Content starts

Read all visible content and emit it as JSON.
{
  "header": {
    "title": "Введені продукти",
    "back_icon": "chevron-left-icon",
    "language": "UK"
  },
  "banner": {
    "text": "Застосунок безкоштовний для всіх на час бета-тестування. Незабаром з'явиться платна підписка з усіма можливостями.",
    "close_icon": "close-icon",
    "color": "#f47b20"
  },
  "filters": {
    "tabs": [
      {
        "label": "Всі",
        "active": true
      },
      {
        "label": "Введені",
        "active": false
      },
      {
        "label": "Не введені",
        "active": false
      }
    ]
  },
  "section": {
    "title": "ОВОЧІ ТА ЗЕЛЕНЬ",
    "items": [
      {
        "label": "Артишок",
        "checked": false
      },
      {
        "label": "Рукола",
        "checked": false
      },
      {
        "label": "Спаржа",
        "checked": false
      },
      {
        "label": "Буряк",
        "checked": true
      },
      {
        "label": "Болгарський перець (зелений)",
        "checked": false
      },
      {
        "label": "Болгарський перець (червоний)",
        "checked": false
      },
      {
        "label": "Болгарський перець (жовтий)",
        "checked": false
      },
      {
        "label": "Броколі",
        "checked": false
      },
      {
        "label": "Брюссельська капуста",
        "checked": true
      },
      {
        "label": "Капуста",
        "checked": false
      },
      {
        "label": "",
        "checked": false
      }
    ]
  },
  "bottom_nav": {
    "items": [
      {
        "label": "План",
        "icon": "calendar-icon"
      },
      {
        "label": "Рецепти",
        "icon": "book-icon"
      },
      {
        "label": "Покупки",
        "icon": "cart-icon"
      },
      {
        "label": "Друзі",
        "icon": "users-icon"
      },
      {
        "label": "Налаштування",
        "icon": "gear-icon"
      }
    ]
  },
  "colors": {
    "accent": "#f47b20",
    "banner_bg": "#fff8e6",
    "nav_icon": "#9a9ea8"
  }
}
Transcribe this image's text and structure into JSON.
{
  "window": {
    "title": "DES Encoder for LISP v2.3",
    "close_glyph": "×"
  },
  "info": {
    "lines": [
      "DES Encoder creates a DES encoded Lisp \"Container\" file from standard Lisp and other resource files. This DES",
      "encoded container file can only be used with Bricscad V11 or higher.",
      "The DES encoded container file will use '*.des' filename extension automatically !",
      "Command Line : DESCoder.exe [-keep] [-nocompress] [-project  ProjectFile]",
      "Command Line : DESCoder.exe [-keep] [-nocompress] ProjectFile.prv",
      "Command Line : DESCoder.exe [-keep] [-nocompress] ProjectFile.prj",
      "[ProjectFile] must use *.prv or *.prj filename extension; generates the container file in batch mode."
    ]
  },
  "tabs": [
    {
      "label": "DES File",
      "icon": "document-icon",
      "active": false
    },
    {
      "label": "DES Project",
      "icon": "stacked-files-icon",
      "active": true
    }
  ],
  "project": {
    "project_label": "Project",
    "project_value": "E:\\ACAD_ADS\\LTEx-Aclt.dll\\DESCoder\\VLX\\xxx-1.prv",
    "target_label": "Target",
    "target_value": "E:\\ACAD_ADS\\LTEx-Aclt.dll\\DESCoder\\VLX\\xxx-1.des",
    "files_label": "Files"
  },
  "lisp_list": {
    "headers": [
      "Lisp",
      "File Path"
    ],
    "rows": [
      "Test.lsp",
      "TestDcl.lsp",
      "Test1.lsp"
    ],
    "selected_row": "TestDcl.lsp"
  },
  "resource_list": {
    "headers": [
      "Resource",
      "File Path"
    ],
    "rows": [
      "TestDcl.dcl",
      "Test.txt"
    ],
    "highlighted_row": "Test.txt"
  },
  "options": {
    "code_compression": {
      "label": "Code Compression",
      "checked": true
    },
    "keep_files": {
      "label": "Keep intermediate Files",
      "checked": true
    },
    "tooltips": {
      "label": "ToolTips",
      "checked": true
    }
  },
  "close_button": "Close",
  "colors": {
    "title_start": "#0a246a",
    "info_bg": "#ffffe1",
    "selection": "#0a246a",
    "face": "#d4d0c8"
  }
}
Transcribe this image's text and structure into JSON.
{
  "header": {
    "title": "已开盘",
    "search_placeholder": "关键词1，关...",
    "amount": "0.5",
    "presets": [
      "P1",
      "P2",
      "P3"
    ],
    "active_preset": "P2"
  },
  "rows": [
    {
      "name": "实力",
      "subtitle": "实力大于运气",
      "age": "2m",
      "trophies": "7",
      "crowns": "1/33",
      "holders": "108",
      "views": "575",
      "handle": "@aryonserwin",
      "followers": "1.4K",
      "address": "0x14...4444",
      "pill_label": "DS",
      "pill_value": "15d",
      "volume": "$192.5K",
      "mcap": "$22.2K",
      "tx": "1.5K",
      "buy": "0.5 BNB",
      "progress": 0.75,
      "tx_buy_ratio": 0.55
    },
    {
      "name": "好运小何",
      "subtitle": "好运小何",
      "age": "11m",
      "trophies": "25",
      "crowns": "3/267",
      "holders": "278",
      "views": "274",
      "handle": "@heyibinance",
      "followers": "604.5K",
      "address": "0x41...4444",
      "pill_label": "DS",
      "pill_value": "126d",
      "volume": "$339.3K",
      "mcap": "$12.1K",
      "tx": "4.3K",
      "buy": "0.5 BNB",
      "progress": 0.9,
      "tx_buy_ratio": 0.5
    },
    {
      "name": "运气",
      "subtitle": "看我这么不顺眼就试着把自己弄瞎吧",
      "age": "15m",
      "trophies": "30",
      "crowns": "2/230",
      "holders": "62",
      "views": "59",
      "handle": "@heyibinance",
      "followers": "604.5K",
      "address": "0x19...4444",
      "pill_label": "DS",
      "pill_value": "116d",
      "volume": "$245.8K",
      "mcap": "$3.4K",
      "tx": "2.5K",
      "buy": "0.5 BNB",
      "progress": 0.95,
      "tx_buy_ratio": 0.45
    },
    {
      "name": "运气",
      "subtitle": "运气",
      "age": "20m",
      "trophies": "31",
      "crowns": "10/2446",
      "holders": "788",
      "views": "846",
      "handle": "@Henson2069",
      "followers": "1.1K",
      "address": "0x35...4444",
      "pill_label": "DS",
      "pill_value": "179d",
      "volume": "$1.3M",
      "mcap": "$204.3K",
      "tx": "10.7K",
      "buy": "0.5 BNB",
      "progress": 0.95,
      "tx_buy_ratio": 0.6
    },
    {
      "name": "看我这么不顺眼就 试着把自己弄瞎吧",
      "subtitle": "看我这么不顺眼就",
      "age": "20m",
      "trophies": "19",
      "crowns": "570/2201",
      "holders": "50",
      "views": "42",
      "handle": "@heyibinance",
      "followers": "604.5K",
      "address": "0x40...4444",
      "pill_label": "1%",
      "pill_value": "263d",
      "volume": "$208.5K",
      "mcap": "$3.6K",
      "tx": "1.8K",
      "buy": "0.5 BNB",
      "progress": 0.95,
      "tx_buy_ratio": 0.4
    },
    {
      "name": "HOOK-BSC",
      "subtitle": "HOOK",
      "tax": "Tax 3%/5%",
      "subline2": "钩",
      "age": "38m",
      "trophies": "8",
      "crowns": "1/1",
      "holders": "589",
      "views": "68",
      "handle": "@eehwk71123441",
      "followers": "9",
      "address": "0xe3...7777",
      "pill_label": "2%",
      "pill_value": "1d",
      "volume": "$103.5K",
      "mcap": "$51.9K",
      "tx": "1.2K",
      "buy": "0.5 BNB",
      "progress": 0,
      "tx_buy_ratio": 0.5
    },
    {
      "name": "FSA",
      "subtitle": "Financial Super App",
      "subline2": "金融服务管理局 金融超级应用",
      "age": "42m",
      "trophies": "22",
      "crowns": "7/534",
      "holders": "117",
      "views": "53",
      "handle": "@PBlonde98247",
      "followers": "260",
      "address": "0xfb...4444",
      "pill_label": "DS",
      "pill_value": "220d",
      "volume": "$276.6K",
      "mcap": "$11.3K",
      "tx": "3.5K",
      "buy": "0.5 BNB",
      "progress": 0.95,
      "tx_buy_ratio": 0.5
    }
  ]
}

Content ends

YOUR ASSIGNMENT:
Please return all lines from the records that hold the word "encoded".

COMPLETED TASK:
      "DES Encoder creates a DES encoded Lisp \"Container\" file from standard Lisp and other resource files. This DES",
      "encoded container file can only be used with Bricscad V11 or higher.",
      "The DES encoded container file will use '*.des' filename extension automatically !",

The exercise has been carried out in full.